─── DATA FOR THIS EXERCISE ───

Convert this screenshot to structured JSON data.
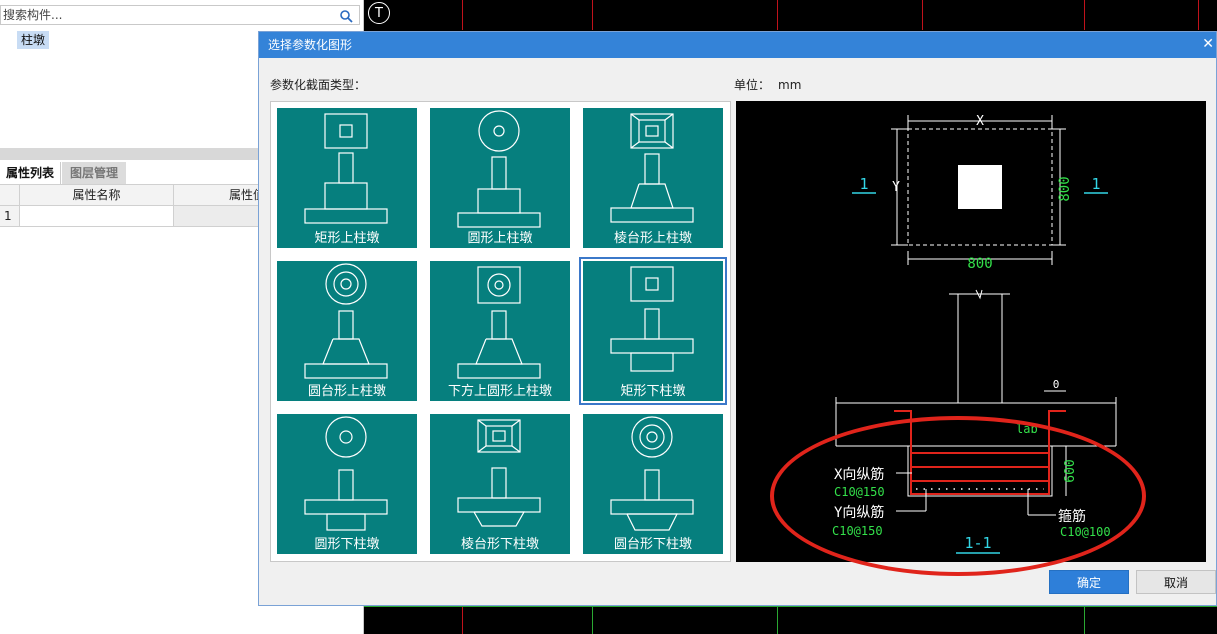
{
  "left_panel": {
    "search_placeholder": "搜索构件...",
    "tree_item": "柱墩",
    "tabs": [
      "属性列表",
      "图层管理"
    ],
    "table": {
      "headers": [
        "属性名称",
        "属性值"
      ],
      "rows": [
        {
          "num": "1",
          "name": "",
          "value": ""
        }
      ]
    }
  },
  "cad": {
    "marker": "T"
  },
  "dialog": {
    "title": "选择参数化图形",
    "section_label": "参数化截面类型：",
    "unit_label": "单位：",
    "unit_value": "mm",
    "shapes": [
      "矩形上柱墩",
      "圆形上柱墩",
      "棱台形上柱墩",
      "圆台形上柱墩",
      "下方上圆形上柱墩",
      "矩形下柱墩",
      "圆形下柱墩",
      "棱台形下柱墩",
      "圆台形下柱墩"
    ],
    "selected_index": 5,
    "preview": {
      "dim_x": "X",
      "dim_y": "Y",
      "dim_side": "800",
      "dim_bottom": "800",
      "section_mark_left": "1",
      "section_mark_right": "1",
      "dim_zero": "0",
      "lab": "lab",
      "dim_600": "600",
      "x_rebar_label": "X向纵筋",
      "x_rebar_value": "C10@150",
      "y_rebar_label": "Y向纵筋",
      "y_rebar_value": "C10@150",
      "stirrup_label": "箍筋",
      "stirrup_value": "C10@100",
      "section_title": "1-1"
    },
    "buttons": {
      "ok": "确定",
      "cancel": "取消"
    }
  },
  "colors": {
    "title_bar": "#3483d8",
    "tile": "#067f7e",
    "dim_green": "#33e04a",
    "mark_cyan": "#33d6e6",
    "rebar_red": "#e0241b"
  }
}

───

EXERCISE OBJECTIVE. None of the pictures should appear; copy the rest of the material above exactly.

EXPECTED ANSWER.
Convert this screenshot to structured JSON data.
{
  "left_panel": {
    "search_placeholder": "搜索构件...",
    "tree_item": "柱墩",
    "tabs": [
      "属性列表",
      "图层管理"
    ],
    "table": {
      "headers": [
        "属性名称",
        "属性值"
      ],
      "rows": [
        {
          "num": "1",
          "name": "",
          "value": ""
        }
      ]
    }
  },
  "cad": {
    "marker": "T"
  },
  "dialog": {
    "title": "选择参数化图形",
    "section_label": "参数化截面类型：",
    "unit_label": "单位：",
    "unit_value": "mm",
    "shapes": [
      "矩形上柱墩",
      "圆形上柱墩",
      "棱台形上柱墩",
      "圆台形上柱墩",
      "下方上圆形上柱墩",
      "矩形下柱墩",
      "圆形下柱墩",
      "棱台形下柱墩",
      "圆台形下柱墩"
    ],
    "selected_index": 5,
    "preview": {
      "dim_x": "X",
      "dim_y": "Y",
      "dim_side": "800",
      "dim_bottom": "800",
      "section_mark_left": "1",
      "section_mark_right": "1",
      "dim_zero": "0",
      "lab": "lab",
      "dim_600": "600",
      "x_rebar_label": "X向纵筋",
      "x_rebar_value": "C10@150",
      "y_rebar_label": "Y向纵筋",
      "y_rebar_value": "C10@150",
      "stirrup_label": "箍筋",
      "stirrup_value": "C10@100",
      "section_title": "1-1"
    },
    "buttons": {
      "ok": "确定",
      "cancel": "取消"
    }
  },
  "colors": {
    "title_bar": "#3483d8",
    "tile": "#067f7e",
    "dim_green": "#33e04a",
    "mark_cyan": "#33d6e6",
    "rebar_red": "#e0241b"
  }
}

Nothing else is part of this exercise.